Entries from a dataset of interfaces
━━━━━━━━━━━━━━━━
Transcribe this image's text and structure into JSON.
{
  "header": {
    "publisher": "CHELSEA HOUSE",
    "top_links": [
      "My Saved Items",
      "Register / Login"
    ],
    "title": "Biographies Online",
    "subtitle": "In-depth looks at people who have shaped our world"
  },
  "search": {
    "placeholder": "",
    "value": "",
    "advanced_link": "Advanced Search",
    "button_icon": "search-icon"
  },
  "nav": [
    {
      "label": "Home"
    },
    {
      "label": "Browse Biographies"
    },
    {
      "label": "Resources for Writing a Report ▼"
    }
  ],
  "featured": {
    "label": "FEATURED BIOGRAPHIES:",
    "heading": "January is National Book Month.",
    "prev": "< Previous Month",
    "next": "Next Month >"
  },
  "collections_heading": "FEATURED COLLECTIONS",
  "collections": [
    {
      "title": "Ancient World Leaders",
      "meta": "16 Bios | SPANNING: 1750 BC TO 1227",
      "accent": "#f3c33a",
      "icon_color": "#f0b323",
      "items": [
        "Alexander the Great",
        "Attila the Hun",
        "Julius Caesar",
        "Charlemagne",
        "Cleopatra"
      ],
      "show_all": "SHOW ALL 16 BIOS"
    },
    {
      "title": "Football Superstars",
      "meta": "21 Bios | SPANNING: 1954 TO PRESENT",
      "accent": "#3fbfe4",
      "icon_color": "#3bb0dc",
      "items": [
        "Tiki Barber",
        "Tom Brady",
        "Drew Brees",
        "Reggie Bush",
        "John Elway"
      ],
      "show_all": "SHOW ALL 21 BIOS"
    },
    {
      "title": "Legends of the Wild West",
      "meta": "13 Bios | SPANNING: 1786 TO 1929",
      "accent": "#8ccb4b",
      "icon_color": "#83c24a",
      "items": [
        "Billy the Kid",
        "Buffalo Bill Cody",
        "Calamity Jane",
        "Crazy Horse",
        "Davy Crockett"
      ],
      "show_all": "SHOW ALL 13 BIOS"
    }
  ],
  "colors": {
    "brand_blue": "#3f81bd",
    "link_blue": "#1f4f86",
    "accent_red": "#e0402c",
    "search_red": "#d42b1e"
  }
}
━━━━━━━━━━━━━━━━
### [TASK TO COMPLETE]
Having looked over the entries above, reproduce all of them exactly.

### [WRITTEN SOLUTION]
Transcribe this image's text and structure into JSON.
{
  "header": {
    "publisher": "CHELSEA HOUSE",
    "top_links": [
      "My Saved Items",
      "Register / Login"
    ],
    "title": "Biographies Online",
    "subtitle": "In-depth looks at people who have shaped our world"
  },
  "search": {
    "placeholder": "",
    "value": "",
    "advanced_link": "Advanced Search",
    "button_icon": "search-icon"
  },
  "nav": [
    {
      "label": "Home"
    },
    {
      "label": "Browse Biographies"
    },
    {
      "label": "Resources for Writing a Report ▼"
    }
  ],
  "featured": {
    "label": "FEATURED BIOGRAPHIES:",
    "heading": "January is National Book Month.",
    "prev": "< Previous Month",
    "next": "Next Month >"
  },
  "collections_heading": "FEATURED COLLECTIONS",
  "collections": [
    {
      "title": "Ancient World Leaders",
      "meta": "16 Bios | SPANNING: 1750 BC TO 1227",
      "accent": "#f3c33a",
      "icon_color": "#f0b323",
      "items": [
        "Alexander the Great",
        "Attila the Hun",
        "Julius Caesar",
        "Charlemagne",
        "Cleopatra"
      ],
      "show_all": "SHOW ALL 16 BIOS"
    },
    {
      "title": "Football Superstars",
      "meta": "21 Bios | SPANNING: 1954 TO PRESENT",
      "accent": "#3fbfe4",
      "icon_color": "#3bb0dc",
      "items": [
        "Tiki Barber",
        "Tom Brady",
        "Drew Brees",
        "Reggie Bush",
        "John Elway"
      ],
      "show_all": "SHOW ALL 21 BIOS"
    },
    {
      "title": "Legends of the Wild West",
      "meta": "13 Bios | SPANNING: 1786 TO 1929",
      "accent": "#8ccb4b",
      "icon_color": "#83c24a",
      "items": [
        "Billy the Kid",
        "Buffalo Bill Cody",
        "Calamity Jane",
        "Crazy Horse",
        "Davy Crockett"
      ],
      "show_all": "SHOW ALL 13 BIOS"
    }
  ],
  "colors": {
    "brand_blue": "#3f81bd",
    "link_blue": "#1f4f86",
    "accent_red": "#e0402c",
    "search_red": "#d42b1e"
  }
}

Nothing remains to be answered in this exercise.